with American television channels), and spacious room reminded us of
much more pricey hotels. So don't go broke on accommodations - if you
stay at the Holiday Inn, you will have a lot more money to spend on
drinks or clubs in the evening. And trust me, Verdun is full of them.
The Lebanese are known for their love of life - all, both young and
old, appear to enjoy a good party. The nightlife parallels that of New
York City and cities in Europe. Men should be aware that the number
of single women far outnumber the men, and that Lebanese women are known
for their beauty.
The best nightclubs are located in Centreville, where the cobble-stoned
and dimly lit walkways are suited to couples and romantic interludes.
Le Sas and Le Senat are two of the more popular nightclubs downtown.
the beaten track
Baalbeck houses Lebanon's greatest Roman treasure, and is a must-see.
It is located about an hour and a half from Beirut, and is a full day
trip. As an aside, Baalbeck is where Sting chose to sing his hit single
"Desert Rose" in 2001, complete with authentic belly dancers.
Beiteddine is a 200-year-old palace that served as the summer residence
for past Lebanese presidents, and another must-see. Beiteddine is located
about 30 minutes southeast of Beirut, and is an architectural delight
filled with numerous courtyards, galleries, and gates from the 19th
Although nearly sixty percent of Lebanese citizens are Muslim,

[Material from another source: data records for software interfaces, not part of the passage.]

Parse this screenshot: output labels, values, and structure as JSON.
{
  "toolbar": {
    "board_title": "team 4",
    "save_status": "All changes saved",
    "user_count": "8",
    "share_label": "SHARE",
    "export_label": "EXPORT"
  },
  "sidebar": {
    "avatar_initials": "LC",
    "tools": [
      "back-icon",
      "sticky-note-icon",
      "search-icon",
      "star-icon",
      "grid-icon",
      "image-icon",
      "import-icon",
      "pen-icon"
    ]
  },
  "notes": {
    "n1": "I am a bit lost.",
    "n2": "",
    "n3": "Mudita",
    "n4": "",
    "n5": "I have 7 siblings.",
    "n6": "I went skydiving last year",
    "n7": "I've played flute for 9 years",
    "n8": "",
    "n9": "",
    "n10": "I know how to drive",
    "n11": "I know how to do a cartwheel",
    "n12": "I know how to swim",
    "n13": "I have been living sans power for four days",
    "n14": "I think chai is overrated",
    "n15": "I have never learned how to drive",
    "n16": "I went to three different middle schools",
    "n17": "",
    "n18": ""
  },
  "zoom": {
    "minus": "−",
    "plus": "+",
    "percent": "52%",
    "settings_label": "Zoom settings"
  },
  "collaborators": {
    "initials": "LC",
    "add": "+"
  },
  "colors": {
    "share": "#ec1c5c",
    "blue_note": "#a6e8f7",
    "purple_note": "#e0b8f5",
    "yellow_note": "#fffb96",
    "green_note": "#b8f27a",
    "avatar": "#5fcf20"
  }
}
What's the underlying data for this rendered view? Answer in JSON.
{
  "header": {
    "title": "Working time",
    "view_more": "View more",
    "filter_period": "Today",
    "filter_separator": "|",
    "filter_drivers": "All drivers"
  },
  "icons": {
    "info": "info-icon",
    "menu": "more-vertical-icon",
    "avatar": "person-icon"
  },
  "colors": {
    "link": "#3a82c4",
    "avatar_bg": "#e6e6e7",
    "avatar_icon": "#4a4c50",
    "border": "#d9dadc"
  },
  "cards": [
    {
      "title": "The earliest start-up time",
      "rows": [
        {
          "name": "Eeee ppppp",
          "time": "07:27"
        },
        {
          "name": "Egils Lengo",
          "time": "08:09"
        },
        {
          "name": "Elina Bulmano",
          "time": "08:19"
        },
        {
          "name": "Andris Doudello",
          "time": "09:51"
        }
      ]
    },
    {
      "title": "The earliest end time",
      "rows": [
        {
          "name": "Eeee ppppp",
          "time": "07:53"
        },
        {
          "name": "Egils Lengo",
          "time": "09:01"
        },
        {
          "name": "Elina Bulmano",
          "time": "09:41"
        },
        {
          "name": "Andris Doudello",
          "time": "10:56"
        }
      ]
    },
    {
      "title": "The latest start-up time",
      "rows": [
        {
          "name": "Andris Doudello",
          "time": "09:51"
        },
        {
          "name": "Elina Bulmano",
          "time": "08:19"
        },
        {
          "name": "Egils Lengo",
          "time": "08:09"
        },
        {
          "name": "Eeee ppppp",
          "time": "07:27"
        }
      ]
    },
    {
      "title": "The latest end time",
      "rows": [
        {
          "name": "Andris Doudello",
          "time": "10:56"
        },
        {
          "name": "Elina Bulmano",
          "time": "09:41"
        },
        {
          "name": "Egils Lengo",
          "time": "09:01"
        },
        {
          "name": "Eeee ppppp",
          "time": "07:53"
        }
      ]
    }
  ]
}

they are not strict in their attire. Walking around downtown Beirut,
most women are dressed in the latest European fashion, and most look
as if they just recently had their hair and make-up done (even the Muslim
women). So women travelers, don't dress down on this trip, and feel
free to wear the short skirts and halter-tops. You won't be alone -
Lebanese women love to show off their tanned, trim figures.
Clothes in Lebanon are stylish but tend to be pricier than the U.S.
For the avid shopper, I would suggest purchasing jewelry and linens.
Gold, yellow and white, is extremely cheap and is routinely 22 ct. Plan
on paying half the price you would pay in the U.S. or in Europe. The
place to go is Tufenkjian, located in the Achrafieh district of Beirut.
Linens, many of which are ornately woven with gold threading, are extremely
elegant in Lebanon and affordably priced (around $50 U.S. dollars).
Wow your dinner guests back in America with a beautiful tablecloth -
you won't find anything like it anywhere else. They are also wonderful
gifts. The ABC shopping center located in Dbayeh or Verdun (newly opened)
is the place to go for these.
Lucky for us, all Lebanese establishments accept U.S. currency. On the
other hand, if you hand over American dollars, be prepared to get Lebanese
currency as change. The Lebanese currency is in pounds, with 1500 Lebanese
pounds equivalent to one U.S. dollar.
Those of you who have an International Driver's License may attempt
to brave the hazardous roads of downtown Beirut, but I still wouldn't
recommend it. Taxis are extremely cheap (make sure to agree on a price
before you get in, and always haggle), and will save you the headache
of driving and getting lost later. Although my husband is quite adept
at weaving in and out of traffic in Beirut, even he would not recommend
driving to the first-time visitor. The good news is that you can drive
the entire length of Lebanon in less than two hours.
Kim Abboud is an assistant professor at the University of Pennsylvania. Her husband
is Lebanese and she has visited the country three times so far.
Read more GoNOMAD stories about Lebanon